It was only under King William II (1166-1189) that the kingdom started to take a more active part in the crusading movement. An alliance was concluded with King Amalric of Jerusalem to carry out a joint attack on Egypt, although after Amalric’s death (1174) the Jerusalemite expedition was abandoned and the Sicilians, forced to make the attempt alone, were defeated. The Sicilian fleet also attacked the Muslim- held Balearic Islands in 1182, primarily in response to Muslim piracy. However, Sicilian attention was then diverted once more toward Byzantium; a major invasion was launched in 1185 but miscarried, despite the capture of Thessalonica. This attack may well have contributed to the decision of the Byzantine emperor, Isaac II Angelos, to conclude an alliance with Saladin. However, the collapse of the kingdom of Jerusalem in 1187 revived interest in the fate of Outremer, and because of its geographical position and its powerful navy, Sicily was able to provide more immediate help to the embattled states in Outremer than other western kingdoms could. The Sicilian fleet (under Margaritus of Brindisi) played a crucial role in supplying and reinforcing the cities of Tyre (mod.

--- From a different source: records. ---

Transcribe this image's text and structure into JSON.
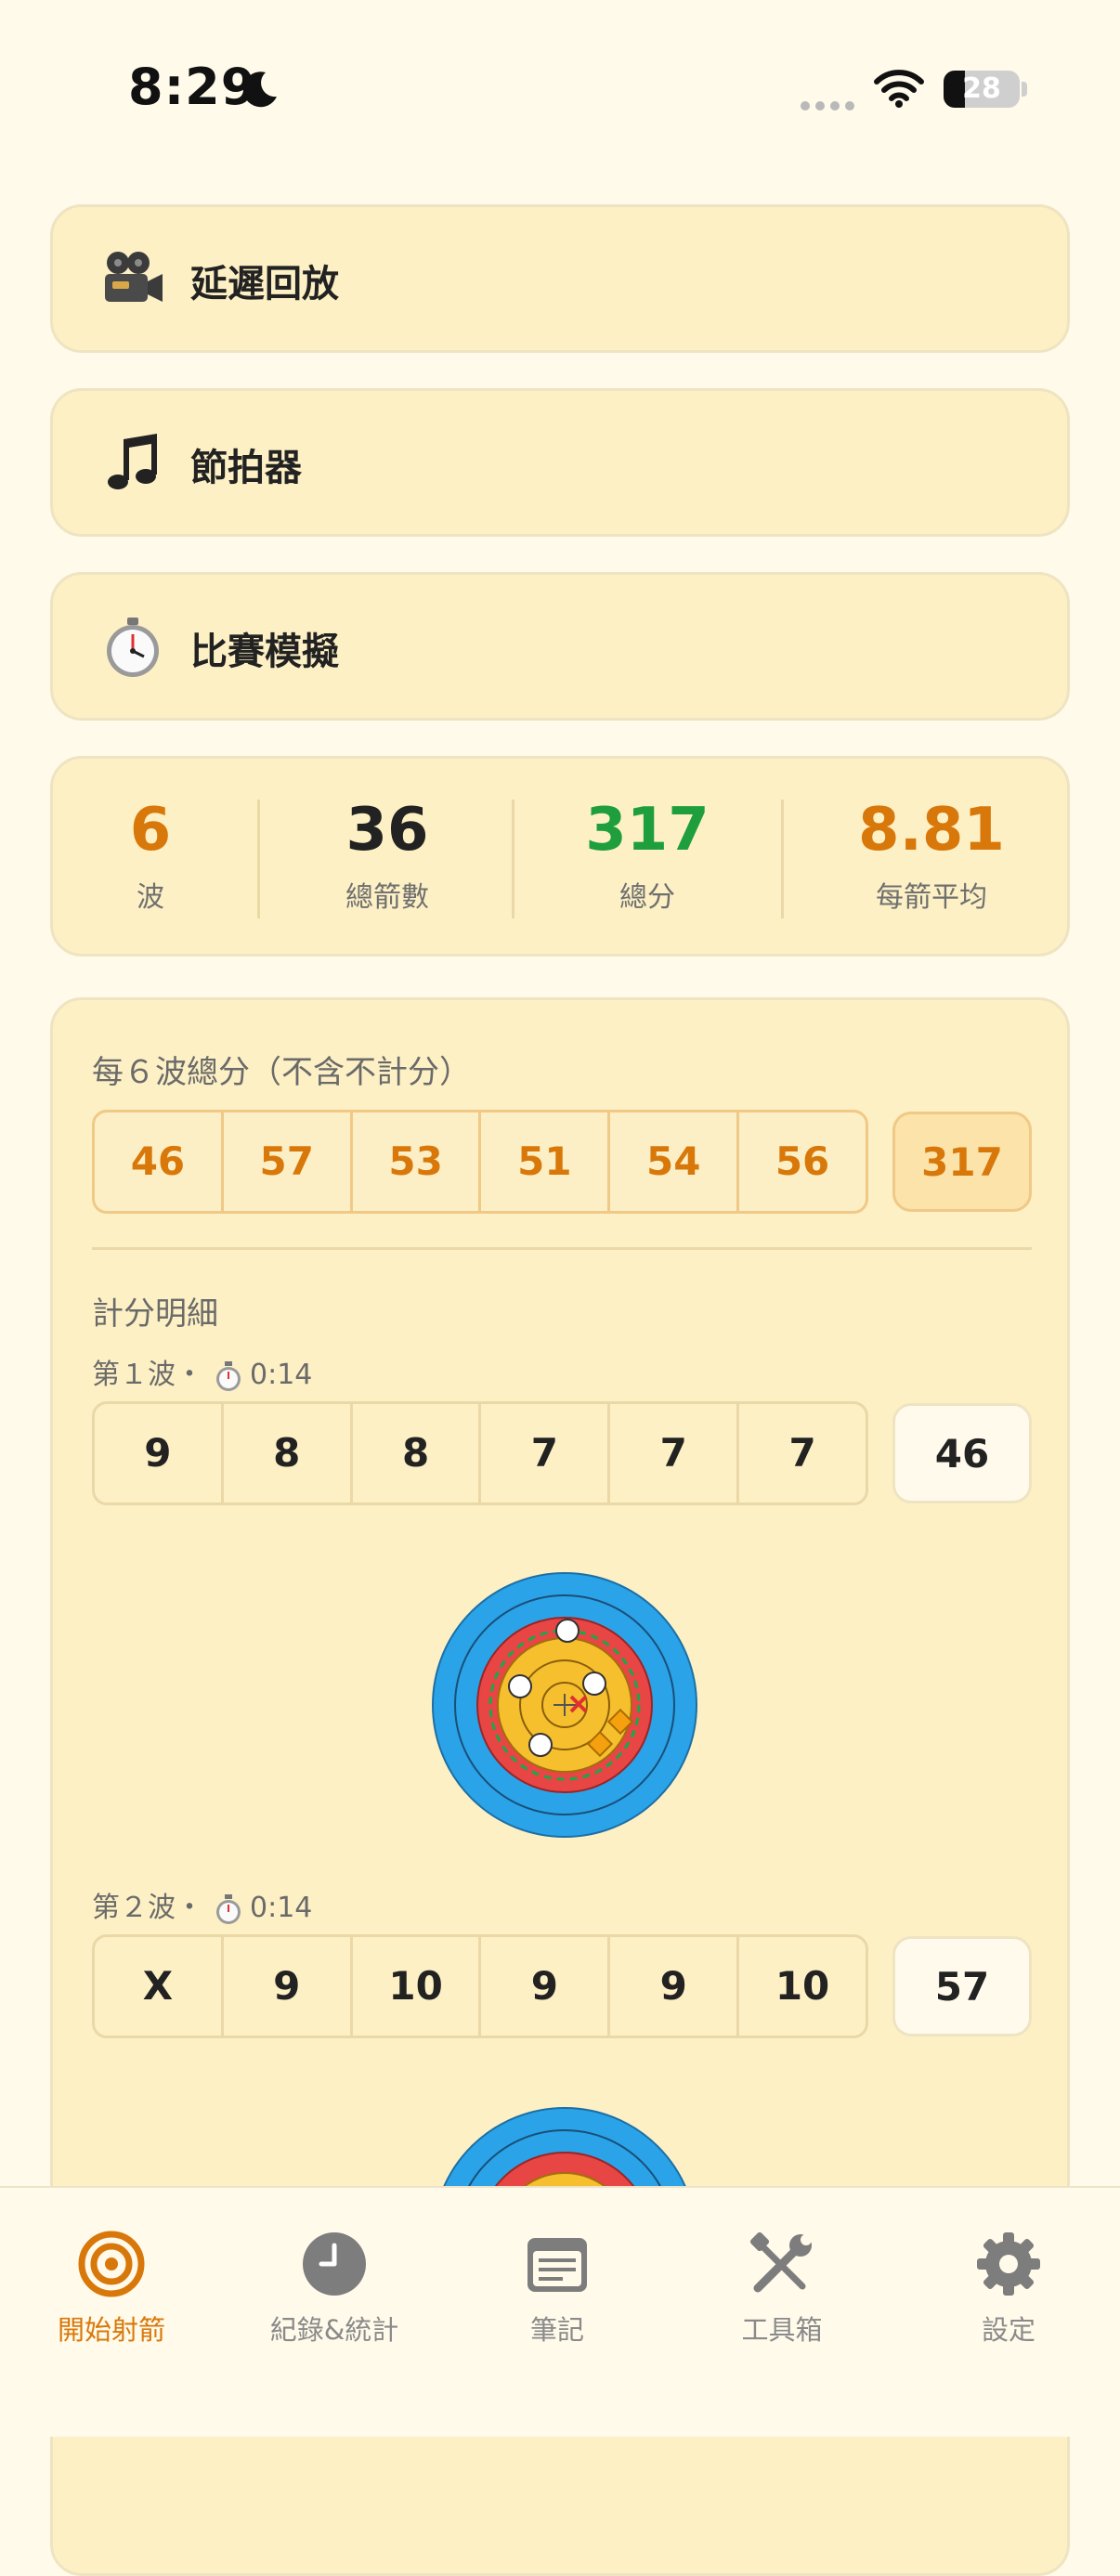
{
  "status_bar": {
    "time": "8:29",
    "battery": "28",
    "battery_level": 0.28
  },
  "menu": [
    {
      "icon": "movie-camera-icon",
      "label": "延遲回放"
    },
    {
      "icon": "music-note-icon",
      "label": "節拍器"
    },
    {
      "icon": "stopwatch-icon",
      "label": "比賽模擬"
    }
  ],
  "stats": [
    {
      "value": "6",
      "label": "波",
      "color": "#d9780a"
    },
    {
      "value": "36",
      "label": "總箭數",
      "color": "#222222"
    },
    {
      "value": "317",
      "label": "總分",
      "color": "#1f9e3d"
    },
    {
      "value": "8.81",
      "label": "每箭平均",
      "color": "#d9780a"
    }
  ],
  "summary": {
    "title": "每６波總分（不含不計分）",
    "values": [
      "46",
      "57",
      "53",
      "51",
      "54",
      "56"
    ],
    "total": "317"
  },
  "details": {
    "title": "計分明細",
    "rounds": [
      {
        "label": "第１波・",
        "time": "0:14",
        "scores": [
          "9",
          "8",
          "8",
          "7",
          "7",
          "7"
        ],
        "total": "46"
      },
      {
        "label": "第２波・",
        "time": "0:14",
        "scores": [
          "X",
          "9",
          "10",
          "9",
          "9",
          "10"
        ],
        "total": "57"
      }
    ]
  },
  "tabs": [
    {
      "label": "開始射箭",
      "icon": "target-icon",
      "active": true
    },
    {
      "label": "紀錄&統計",
      "icon": "clock-icon",
      "active": false
    },
    {
      "label": "筆記",
      "icon": "notes-icon",
      "active": false
    },
    {
      "label": "工具箱",
      "icon": "tools-icon",
      "active": false
    },
    {
      "label": "設定",
      "icon": "gear-icon",
      "active": false
    }
  ],
  "colors": {
    "accent": "#d9780a",
    "green": "#1f9e3d",
    "card": "#fdf0c4",
    "background": "#fffaea"
  }
}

Sour, Lebanon), Tripoli (mod. Ṭarābulus, Lebanon), and Antioch (mod. Antakya, Turkey) in 1187-1188.